**Entries from a dataset of interfaces:**
-- Opening Marker --

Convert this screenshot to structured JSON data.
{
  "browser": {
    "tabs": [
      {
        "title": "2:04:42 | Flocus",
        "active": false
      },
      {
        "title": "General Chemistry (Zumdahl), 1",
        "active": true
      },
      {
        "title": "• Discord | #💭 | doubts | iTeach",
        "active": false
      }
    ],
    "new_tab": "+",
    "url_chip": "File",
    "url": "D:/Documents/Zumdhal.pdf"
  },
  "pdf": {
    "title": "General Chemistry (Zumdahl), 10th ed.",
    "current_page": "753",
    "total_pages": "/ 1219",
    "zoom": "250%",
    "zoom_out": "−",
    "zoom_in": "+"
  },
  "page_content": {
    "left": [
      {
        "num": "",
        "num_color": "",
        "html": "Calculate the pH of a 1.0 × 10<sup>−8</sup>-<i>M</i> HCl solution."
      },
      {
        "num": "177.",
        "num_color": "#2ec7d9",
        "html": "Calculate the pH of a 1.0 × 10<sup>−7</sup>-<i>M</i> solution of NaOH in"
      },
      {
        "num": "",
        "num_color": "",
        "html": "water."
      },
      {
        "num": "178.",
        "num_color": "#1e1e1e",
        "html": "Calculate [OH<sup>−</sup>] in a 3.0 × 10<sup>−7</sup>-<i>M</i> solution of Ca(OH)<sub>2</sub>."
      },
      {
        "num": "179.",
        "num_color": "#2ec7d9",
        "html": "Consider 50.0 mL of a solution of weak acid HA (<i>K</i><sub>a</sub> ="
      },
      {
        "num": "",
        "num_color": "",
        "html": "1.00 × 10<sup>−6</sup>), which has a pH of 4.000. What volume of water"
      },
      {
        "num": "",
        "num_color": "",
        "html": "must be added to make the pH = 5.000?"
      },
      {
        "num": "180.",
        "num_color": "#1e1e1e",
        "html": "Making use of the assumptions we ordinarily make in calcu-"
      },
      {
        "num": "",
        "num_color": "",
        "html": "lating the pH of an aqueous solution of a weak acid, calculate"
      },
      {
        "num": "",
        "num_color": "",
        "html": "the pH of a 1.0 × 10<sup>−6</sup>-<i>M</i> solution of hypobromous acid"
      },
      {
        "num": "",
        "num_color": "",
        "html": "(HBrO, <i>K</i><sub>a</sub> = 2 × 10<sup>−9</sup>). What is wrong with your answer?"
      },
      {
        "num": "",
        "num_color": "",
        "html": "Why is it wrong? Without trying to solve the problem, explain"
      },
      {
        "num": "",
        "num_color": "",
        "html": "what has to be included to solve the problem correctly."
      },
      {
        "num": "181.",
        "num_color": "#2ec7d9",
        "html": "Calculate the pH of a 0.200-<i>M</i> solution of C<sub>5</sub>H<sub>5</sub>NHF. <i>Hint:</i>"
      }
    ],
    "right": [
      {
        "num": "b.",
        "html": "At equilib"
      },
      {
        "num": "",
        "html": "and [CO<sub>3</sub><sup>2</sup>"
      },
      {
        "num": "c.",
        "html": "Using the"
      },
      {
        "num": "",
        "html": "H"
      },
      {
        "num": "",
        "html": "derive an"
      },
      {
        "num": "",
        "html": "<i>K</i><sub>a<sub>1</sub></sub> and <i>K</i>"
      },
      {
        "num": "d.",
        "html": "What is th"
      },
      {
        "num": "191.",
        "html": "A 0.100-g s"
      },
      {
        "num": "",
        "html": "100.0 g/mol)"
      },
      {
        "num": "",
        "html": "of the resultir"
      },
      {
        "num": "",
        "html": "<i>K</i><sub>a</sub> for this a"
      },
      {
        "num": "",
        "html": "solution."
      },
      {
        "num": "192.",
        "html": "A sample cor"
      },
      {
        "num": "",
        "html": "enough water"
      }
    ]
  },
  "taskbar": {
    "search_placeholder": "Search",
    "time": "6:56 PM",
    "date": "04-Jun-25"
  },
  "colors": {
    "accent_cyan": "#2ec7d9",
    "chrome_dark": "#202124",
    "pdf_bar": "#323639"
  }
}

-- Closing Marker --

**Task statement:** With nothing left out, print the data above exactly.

**Solution:**
Convert this screenshot to structured JSON data.
{
  "browser": {
    "tabs": [
      {
        "title": "2:04:42 | Flocus",
        "active": false
      },
      {
        "title": "General Chemistry (Zumdahl), 1",
        "active": true
      },
      {
        "title": "• Discord | #💭 | doubts | iTeach",
        "active": false
      }
    ],
    "new_tab": "+",
    "url_chip": "File",
    "url": "D:/Documents/Zumdhal.pdf"
  },
  "pdf": {
    "title": "General Chemistry (Zumdahl), 10th ed.",
    "current_page": "753",
    "total_pages": "/ 1219",
    "zoom": "250%",
    "zoom_out": "−",
    "zoom_in": "+"
  },
  "page_content": {
    "left": [
      {
        "num": "",
        "num_color": "",
        "html": "Calculate the pH of a 1.0 × 10<sup>−8</sup>-<i>M</i> HCl solution."
      },
      {
        "num": "177.",
        "num_color": "#2ec7d9",
        "html": "Calculate the pH of a 1.0 × 10<sup>−7</sup>-<i>M</i> solution of NaOH in"
      },
      {
        "num": "",
        "num_color": "",
        "html": "water."
      },
      {
        "num": "178.",
        "num_color": "#1e1e1e",
        "html": "Calculate [OH<sup>−</sup>] in a 3.0 × 10<sup>−7</sup>-<i>M</i> solution of Ca(OH)<sub>2</sub>."
      },
      {
        "num": "179.",
        "num_color": "#2ec7d9",
        "html": "Consider 50.0 mL of a solution of weak acid HA (<i>K</i><sub>a</sub> ="
      },
      {
        "num": "",
        "num_color": "",
        "html": "1.00 × 10<sup>−6</sup>), which has a pH of 4.000. What volume of water"
      },
      {
        "num": "",
        "num_color": "",
        "html": "must be added to make the pH = 5.000?"
      },
      {
        "num": "180.",
        "num_color": "#1e1e1e",
        "html": "Making use of the assumptions we ordinarily make in calcu-"
      },
      {
        "num": "",
        "num_color": "",
        "html": "lating the pH of an aqueous solution of a weak acid, calculate"
      },
      {
        "num": "",
        "num_color": "",
        "html": "the pH of a 1.0 × 10<sup>−6</sup>-<i>M</i> solution of hypobromous acid"
      },
      {
        "num": "",
        "num_color": "",
        "html": "(HBrO, <i>K</i><sub>a</sub> = 2 × 10<sup>−9</sup>). What is wrong with your answer?"
      },
      {
        "num": "",
        "num_color": "",
        "html": "Why is it wrong? Without trying to solve the problem, explain"
      },
      {
        "num": "",
        "num_color": "",
        "html": "what has to be included to solve the problem correctly."
      },
      {
        "num": "181.",
        "num_color": "#2ec7d9",
        "html": "Calculate the pH of a 0.200-<i>M</i> solution of C<sub>5</sub>H<sub>5</sub>NHF. <i>Hint:</i>"
      }
    ],
    "right": [
      {
        "num": "b.",
        "html": "At equilib"
      },
      {
        "num": "",
        "html": "and [CO<sub>3</sub><sup>2</sup>"
      },
      {
        "num": "c.",
        "html": "Using the"
      },
      {
        "num": "",
        "html": "H"
      },
      {
        "num": "",
        "html": "derive an"
      },
      {
        "num": "",
        "html": "<i>K</i><sub>a<sub>1</sub></sub> and <i>K</i>"
      },
      {
        "num": "d.",
        "html": "What is th"
      },
      {
        "num": "191.",
        "html": "A 0.100-g s"
      },
      {
        "num": "",
        "html": "100.0 g/mol)"
      },
      {
        "num": "",
        "html": "of the resultir"
      },
      {
        "num": "",
        "html": "<i>K</i><sub>a</sub> for this a"
      },
      {
        "num": "",
        "html": "solution."
      },
      {
        "num": "192.",
        "html": "A sample cor"
      },
      {
        "num": "",
        "html": "enough water"
      }
    ]
  },
  "taskbar": {
    "search_placeholder": "Search",
    "time": "6:56 PM",
    "date": "04-Jun-25"
  },
  "colors": {
    "accent_cyan": "#2ec7d9",
    "chrome_dark": "#202124",
    "pdf_bar": "#323639"
  }
}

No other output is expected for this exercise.